--- What is expected ---
Where a line of the data holds the word "计算机学院陶润成", copy that line.

**** Records

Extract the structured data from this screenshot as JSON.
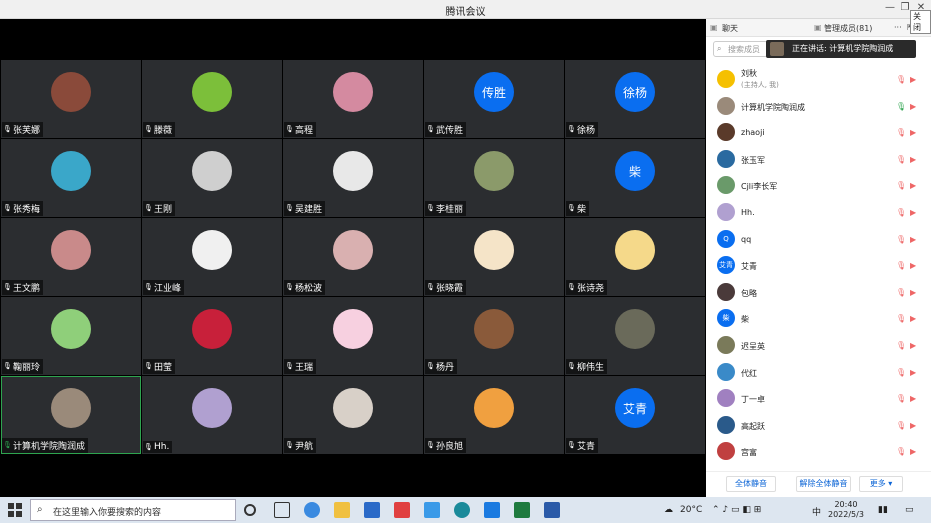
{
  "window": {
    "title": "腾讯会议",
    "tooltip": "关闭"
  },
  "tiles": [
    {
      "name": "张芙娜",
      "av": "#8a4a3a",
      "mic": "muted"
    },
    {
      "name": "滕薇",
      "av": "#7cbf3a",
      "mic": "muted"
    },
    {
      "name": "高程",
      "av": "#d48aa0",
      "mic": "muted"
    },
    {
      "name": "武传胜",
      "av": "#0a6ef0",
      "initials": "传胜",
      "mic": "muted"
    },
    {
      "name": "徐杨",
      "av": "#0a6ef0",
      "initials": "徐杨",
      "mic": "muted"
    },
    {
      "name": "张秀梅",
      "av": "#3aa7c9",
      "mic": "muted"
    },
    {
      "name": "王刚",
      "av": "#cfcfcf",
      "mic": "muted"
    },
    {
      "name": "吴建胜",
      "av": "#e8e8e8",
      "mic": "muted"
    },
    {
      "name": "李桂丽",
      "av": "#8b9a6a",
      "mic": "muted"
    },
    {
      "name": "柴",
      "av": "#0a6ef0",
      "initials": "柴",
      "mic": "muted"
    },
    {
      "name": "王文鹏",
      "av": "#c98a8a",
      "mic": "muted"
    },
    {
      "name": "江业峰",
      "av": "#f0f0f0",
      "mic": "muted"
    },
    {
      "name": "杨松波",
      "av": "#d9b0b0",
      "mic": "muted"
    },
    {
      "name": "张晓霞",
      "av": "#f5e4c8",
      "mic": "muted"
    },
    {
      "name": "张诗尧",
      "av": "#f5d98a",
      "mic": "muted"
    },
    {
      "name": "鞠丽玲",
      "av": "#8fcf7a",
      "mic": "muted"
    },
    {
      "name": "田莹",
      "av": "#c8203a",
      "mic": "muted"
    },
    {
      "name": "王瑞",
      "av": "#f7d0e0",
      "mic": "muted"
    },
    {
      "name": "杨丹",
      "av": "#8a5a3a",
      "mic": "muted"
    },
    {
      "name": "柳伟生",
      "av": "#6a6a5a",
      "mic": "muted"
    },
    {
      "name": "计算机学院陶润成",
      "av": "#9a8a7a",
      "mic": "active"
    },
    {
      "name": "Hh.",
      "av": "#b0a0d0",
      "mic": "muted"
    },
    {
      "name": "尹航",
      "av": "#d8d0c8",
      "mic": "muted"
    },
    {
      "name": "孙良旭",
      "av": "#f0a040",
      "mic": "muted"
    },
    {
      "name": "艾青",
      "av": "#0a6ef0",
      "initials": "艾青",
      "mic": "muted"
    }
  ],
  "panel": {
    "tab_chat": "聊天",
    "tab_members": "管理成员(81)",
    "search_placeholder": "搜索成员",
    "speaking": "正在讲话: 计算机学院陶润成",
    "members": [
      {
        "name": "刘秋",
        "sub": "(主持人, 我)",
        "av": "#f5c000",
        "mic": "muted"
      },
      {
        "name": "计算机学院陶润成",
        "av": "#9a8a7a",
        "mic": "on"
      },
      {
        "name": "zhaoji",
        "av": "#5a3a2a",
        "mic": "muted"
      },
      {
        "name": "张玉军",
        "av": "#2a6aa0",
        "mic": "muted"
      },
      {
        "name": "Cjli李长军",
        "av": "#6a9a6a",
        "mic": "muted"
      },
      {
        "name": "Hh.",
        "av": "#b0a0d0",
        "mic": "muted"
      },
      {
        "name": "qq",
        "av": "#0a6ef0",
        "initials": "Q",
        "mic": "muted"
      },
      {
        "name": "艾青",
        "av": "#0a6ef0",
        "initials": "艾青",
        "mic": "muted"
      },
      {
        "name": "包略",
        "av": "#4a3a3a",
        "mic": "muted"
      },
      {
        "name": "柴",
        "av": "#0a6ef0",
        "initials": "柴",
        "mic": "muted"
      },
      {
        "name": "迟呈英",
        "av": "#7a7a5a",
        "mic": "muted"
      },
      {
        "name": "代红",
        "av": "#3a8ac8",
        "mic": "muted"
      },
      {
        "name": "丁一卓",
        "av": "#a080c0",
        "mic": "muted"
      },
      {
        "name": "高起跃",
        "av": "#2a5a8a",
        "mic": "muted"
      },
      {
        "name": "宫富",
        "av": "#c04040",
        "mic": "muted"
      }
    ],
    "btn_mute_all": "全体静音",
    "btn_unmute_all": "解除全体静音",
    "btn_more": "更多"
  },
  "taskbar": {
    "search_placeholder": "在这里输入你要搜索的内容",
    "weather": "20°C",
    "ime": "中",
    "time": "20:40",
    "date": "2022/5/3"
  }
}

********

--- Written response ---
      "name": "计算机学院陶润成",
    "speaking": "正在讲话: 计算机学院陶润成",
        "name": "计算机学院陶润成",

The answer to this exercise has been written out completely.